Legislative Update From Rep. Francis
KSCB News - February 8, 2016 3:47 pm
This week the Legislature debated a controversial Constitutional amendment that would have dismantled the Kansas
system of judicial selection and replaced it with the same system being used in Washington for our federal courts. The
days leading up to the debate on this amendment have been filled with a hefty share of political games and pressure.
But, our Kansas Constitutional system, which has given us fair and impartial courts through three separate but equal
branches of government for more than a century, is too important to throw away.
I voted to protect our Kansas system of judicial selection. Here’s why:
Kansas and 23 other states use merit selection to ensure fair and impartial courts.
As Americans, we are granted the
right to a fair trial. Our founding fathers recognized that a fair trial – even when it involves trying our most heinous
criminals – can only be accomplished through fair and impartial courts. Our system isn’t perfect but – unlike the federal
system – it is designed to be transparent, accountable and safeguarded from political influence. That’s why Kansas along
with 23 other states use what’s known as the merit selection model for selecting judges.
Under merit selection, justices are vetted by an independent commission that considers each nominee’s legal experience
and qualifications. The Kansas commission, which is made up of five attorneys and four citizens, then recommends the
three most qualified nominees to the Governor for his consideration. The Governor selects which nominee shall be
appointed to the court. While the merit selection model gives the Governor a key role in the process, it does not grant
the Governor’s office a blank check to appoint friends and political allies at will.
If you found yourself in a courtroom, would you feel safest knowing the judge was chosen based on experience and
qualifications? Or knowing the judge was picked by politicians based on who his friends were or how much money he
gave in political contributions?
I believe the checks and balances we have in place to prevent politics in our courts is critical to making sure all Kansans
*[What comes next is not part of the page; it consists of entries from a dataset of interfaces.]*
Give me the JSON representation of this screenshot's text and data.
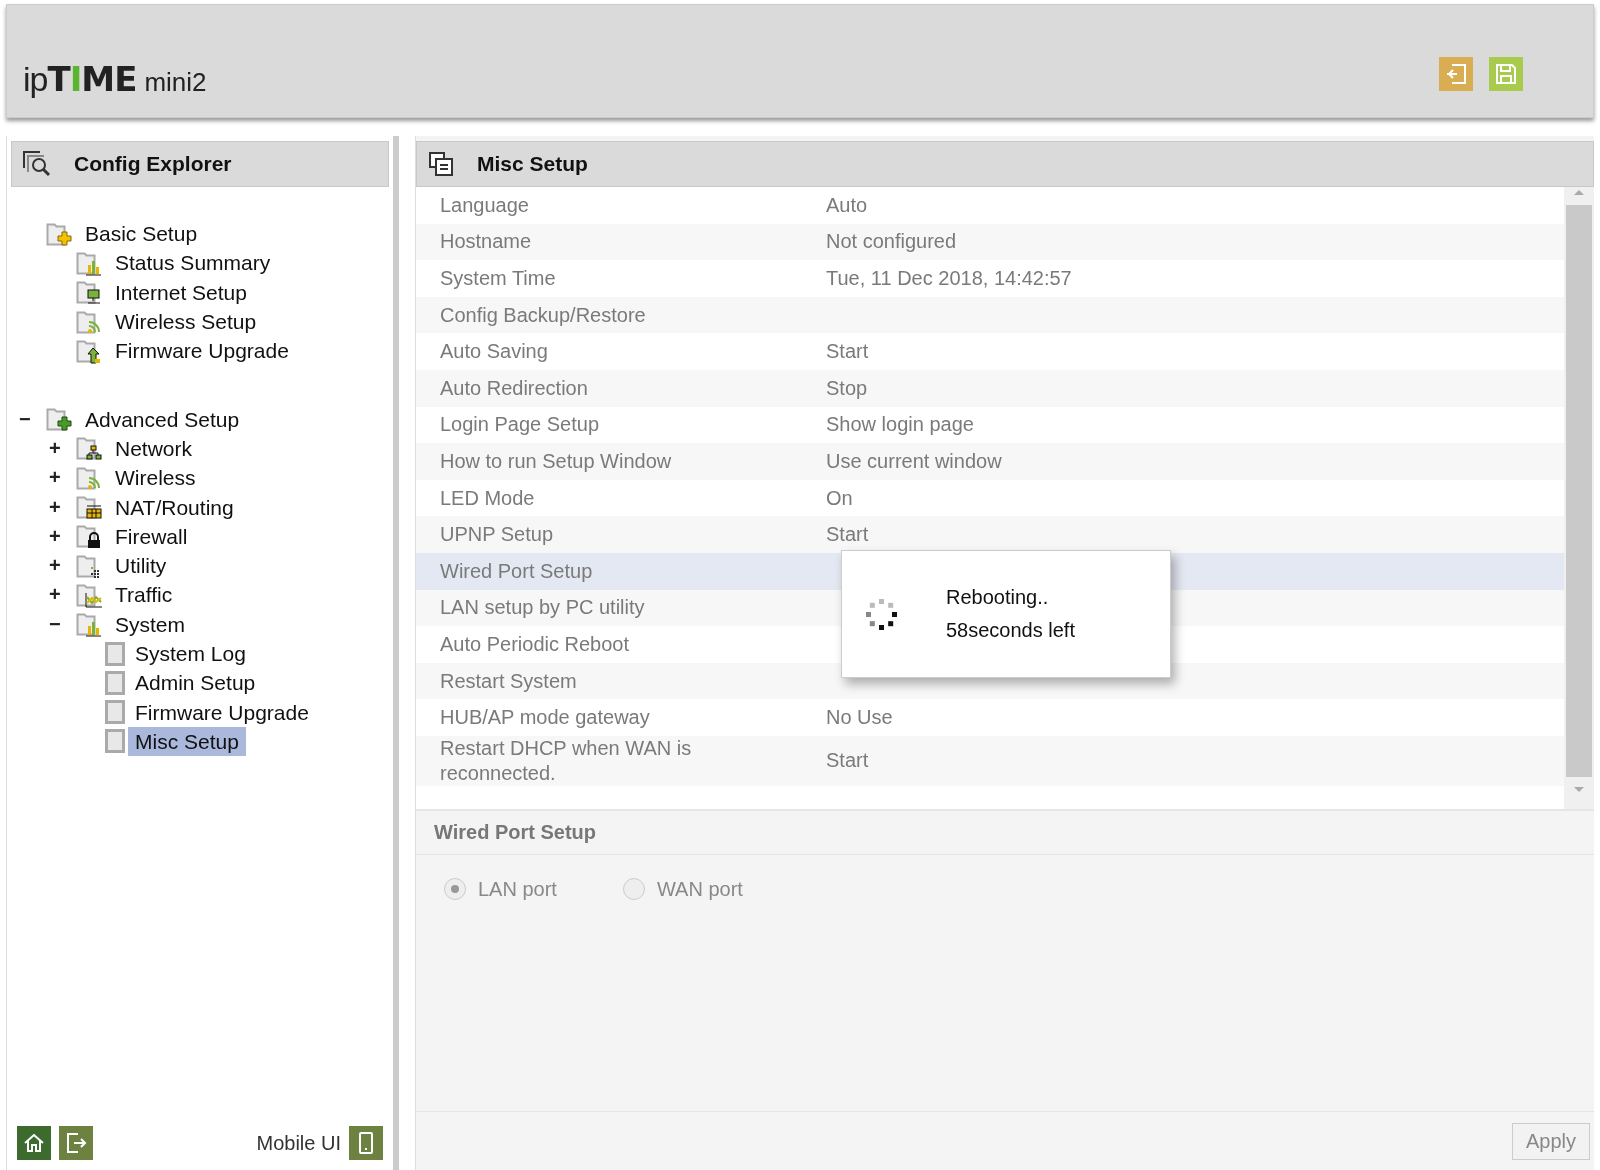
{
  "logo": {
    "prefix": "ip",
    "name": "TIME",
    "model": "mini2"
  },
  "explorer": {
    "title": "Config Explorer",
    "tree": [
      {
        "label": "Basic Setup",
        "kind": "basic",
        "selected": false,
        "children": [
          {
            "label": "Status Summary",
            "kind": "chart",
            "selected": false
          },
          {
            "label": "Internet Setup",
            "kind": "monitor",
            "selected": false
          },
          {
            "label": "Wireless Setup",
            "kind": "signal",
            "selected": false
          },
          {
            "label": "Firmware Upgrade",
            "kind": "upload",
            "selected": false
          }
        ]
      },
      {
        "label": "Advanced Setup",
        "kind": "advanced",
        "selected": false,
        "toggle": "−",
        "children": [
          {
            "label": "Network",
            "kind": "network",
            "selected": false,
            "toggle": "+"
          },
          {
            "label": "Wireless",
            "kind": "signal",
            "selected": false,
            "toggle": "+"
          },
          {
            "label": "NAT/Routing",
            "kind": "nat",
            "selected": false,
            "toggle": "+"
          },
          {
            "label": "Firewall",
            "kind": "lock",
            "selected": false,
            "toggle": "+"
          },
          {
            "label": "Utility",
            "kind": "utility",
            "selected": false,
            "toggle": "+"
          },
          {
            "label": "Traffic",
            "kind": "traffic",
            "selected": false,
            "toggle": "+"
          },
          {
            "label": "System",
            "kind": "chart",
            "selected": false,
            "toggle": "−",
            "children": [
              {
                "label": "System Log",
                "kind": "page",
                "selected": false
              },
              {
                "label": "Admin Setup",
                "kind": "page",
                "selected": false
              },
              {
                "label": "Firmware Upgrade",
                "kind": "page",
                "selected": false
              },
              {
                "label": "Misc Setup",
                "kind": "page",
                "selected": true
              }
            ]
          }
        ]
      }
    ],
    "mobile_label": "Mobile UI"
  },
  "panel": {
    "title": "Misc Setup",
    "rows": [
      {
        "label": "Language",
        "value": "Auto",
        "selected": false
      },
      {
        "label": "Hostname",
        "value": "Not configured",
        "selected": false
      },
      {
        "label": "System Time",
        "value": "Tue, 11 Dec 2018, 14:42:57",
        "selected": false
      },
      {
        "label": "Config Backup/Restore",
        "selected": false
      },
      {
        "label": "Auto Saving",
        "value": "Start",
        "selected": false
      },
      {
        "label": "Auto Redirection",
        "value": "Stop",
        "selected": false
      },
      {
        "label": "Login Page Setup",
        "value": "Show login page",
        "selected": false
      },
      {
        "label": "How to run Setup Window",
        "value": "Use current window",
        "selected": false
      },
      {
        "label": "LED Mode",
        "value": "On",
        "selected": false
      },
      {
        "label": "UPNP Setup",
        "value": "Start",
        "selected": false
      },
      {
        "label": "Wired Port Setup",
        "selected": true
      },
      {
        "label": "LAN setup by PC utility",
        "selected": false
      },
      {
        "label": "Auto Periodic Reboot",
        "selected": false
      },
      {
        "label": "Restart System",
        "selected": false
      },
      {
        "label": "HUB/AP mode gateway",
        "value": "No Use",
        "selected": false
      },
      {
        "label": "Restart DHCP when WAN is reconnected.",
        "value": "Start",
        "selected": false
      }
    ],
    "dialog": {
      "lines": [
        "Rebooting..",
        "58seconds left"
      ]
    },
    "section": {
      "title": "Wired Port Setup",
      "options": [
        {
          "label": "LAN port",
          "selected": true
        },
        {
          "label": "WAN port",
          "selected": false
        }
      ]
    },
    "apply": "Apply"
  }
}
get a fair shake in court, regardless of their political beliefs or the size of their bank account.
Merit selection was implemented by Kansas voters to prevent corruption.
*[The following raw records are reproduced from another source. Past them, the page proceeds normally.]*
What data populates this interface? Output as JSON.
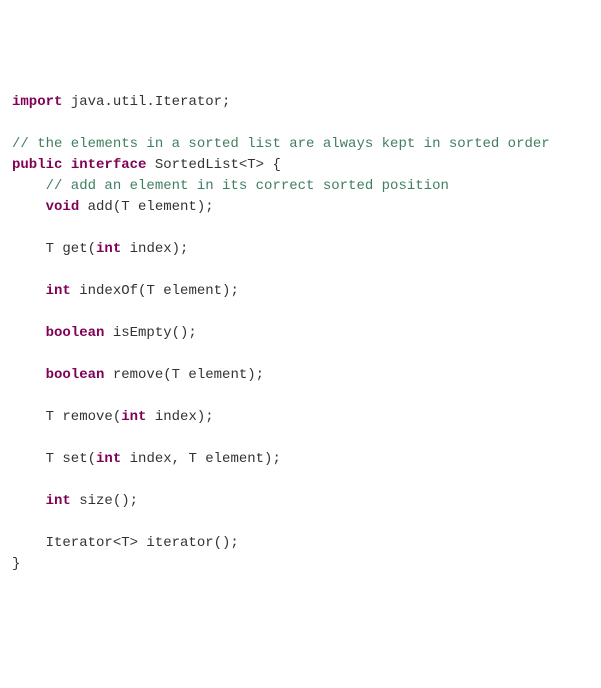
{
  "tokens": {
    "import": "import",
    "public": "public",
    "interface": "interface",
    "void": "void",
    "int": "int",
    "boolean": "boolean"
  },
  "pkg_import": " java.util.Iterator;",
  "comment_class": "// the elements in a sorted list are always kept in sorted order",
  "iface_name": " SortedList<T> {",
  "comment_add": "    // add an element in its correct sorted position",
  "m_add": " add(T element);",
  "m_get_pre": "    T get(",
  "m_get_post": " index);",
  "m_indexOf": " indexOf(T element);",
  "m_isEmpty": " isEmpty();",
  "m_remove_elem": " remove(T element);",
  "m_remove_idx_pre": "    T remove(",
  "m_remove_idx_post": " index);",
  "m_set_pre": "    T set(",
  "m_set_mid": " index, T element);",
  "m_size": " size();",
  "m_iterator": "    Iterator<T> iterator();",
  "close": "}",
  "sp4": "    "
}
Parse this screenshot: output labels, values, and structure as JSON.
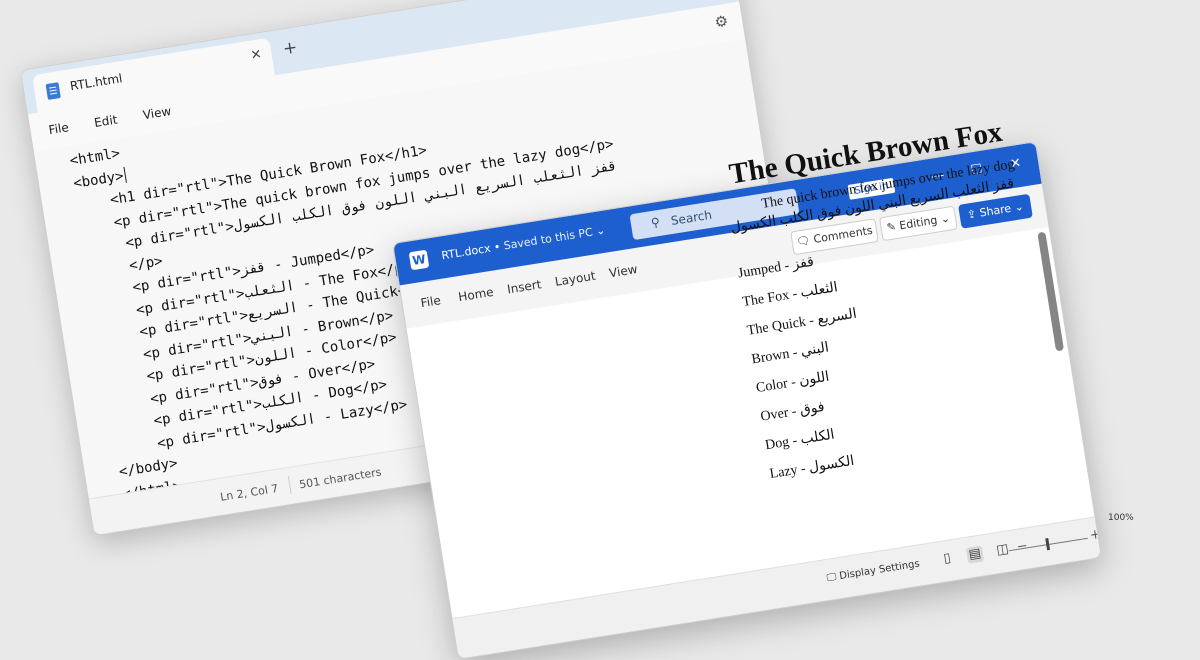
{
  "notepad": {
    "tab_title": "RTL.html",
    "tab_close": "✕",
    "new_tab": "+",
    "menu": [
      "File",
      "Edit",
      "View"
    ],
    "code_lines": [
      "<html>",
      "<body>",
      "    <h1 dir=\"rtl\">The Quick Brown Fox</h1>",
      "    <p dir=\"rtl\">The quick brown fox jumps over the lazy dog</p>",
      "     <p dir=\"rtl\">قفز الثعلب السريع البني اللون فوق الكلب الكسول",
      "     </p>",
      "     <p dir=\"rtl\">قفز - Jumped</p>",
      "     <p dir=\"rtl\">الثعلب - The Fox</p>",
      "     <p dir=\"rtl\">السريع - The Quick</p>",
      "     <p dir=\"rtl\">البني - Brown</p>",
      "     <p dir=\"rtl\">اللون - Color</p>",
      "     <p dir=\"rtl\">فوق - Over</p>",
      "     <p dir=\"rtl\">الكلب - Dog</p>",
      "     <p dir=\"rtl\">الكسول - Lazy</p>",
      "</body>",
      "</html>"
    ],
    "status": {
      "position": "Ln 2, Col 7",
      "characters": "501 characters"
    }
  },
  "word": {
    "logo": "W",
    "doc_name": "RTL.docx",
    "saved": "Saved to this PC",
    "search_placeholder": "Search",
    "sign_in": "Sign in",
    "window_controls": {
      "minimize": "—",
      "maximize": "☐",
      "close": "✕"
    },
    "menu": [
      "File",
      "Home",
      "Insert",
      "Layout",
      "View"
    ],
    "comments": "Comments",
    "editing": "Editing",
    "share": "Share",
    "status": {
      "display_settings": "Display Settings",
      "zoom": "100%",
      "zoom_minus": "−",
      "zoom_plus": "+"
    },
    "document": {
      "heading": "The Quick Brown Fox",
      "line_en": "The quick brown fox jumps over the lazy dog",
      "line_ar": "قفز الثعلب السريع البني اللون فوق الكلب الكسول",
      "pairs": [
        "قفز - Jumped",
        "الثعلب - The Fox",
        "السريع - The Quick",
        "البني - Brown",
        "اللون - Color",
        "فوق - Over",
        "الكلب - Dog",
        "الكسول - Lazy"
      ]
    }
  },
  "colors": {
    "word_blue": "#1e5fd0",
    "notepad_title": "#dbe7f2",
    "background": "#e9e9e9"
  }
}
Kansas voters purposefully put our current
system in place to derail corruption that had worked its way into courts across the country in the 1950s, including our
Kansas courts. It became clear that concentrating too much power in the hands of one person or in the hands of one
branch of government was a slippery slope that too easily allowed for cronyism and corruption. Because of that, Kansas
voters reacted by approving the merit selection process we have today. As voters, we continue to have the final say with
the option to retain or remove the justices every cycle through the election process. The federal model that is being
pushed in Topeka places the majority of the power with politicians instead of the people.
Kansas voters have spoken on this issue time and time again. I do not believe the Legislature should attempt to override
the voters with a more secretive selection process that concentrates most of the power with the Governor and the
Senate. Our citizens are best served by our current system, which makes the court directly accountable to the people.
Safeguarding Kansas courts is not a pro-life issue.
Some of Topeka’s lobbyists are working hard to make the judicial
selection vote out to be a pro-life issue because they know that issue influences voters in our state. It’s important to note
there are enough pro-life votes in the Legislature to fully ban abortions in Kansas. But, instead of bringing an amendment
to ban abortion, these lobbyists are pushing for Kansas to implement the federal court model – the same model that
gave us the Roe v. Wade decision in the first place. Their tactic just doesn’t make sense to me.
But, what does make sense to me is keeping our judicial selection process transparent, keeping our judges accountable,
and making sure politics are not injected into our courts.
President Reagan said it best: “The independence of the courts
from improper political influence is a sacred principle. It must always be guarded.”
Thank you for the opportunity to serve you. I encourage you to contact me with any questions or feedback at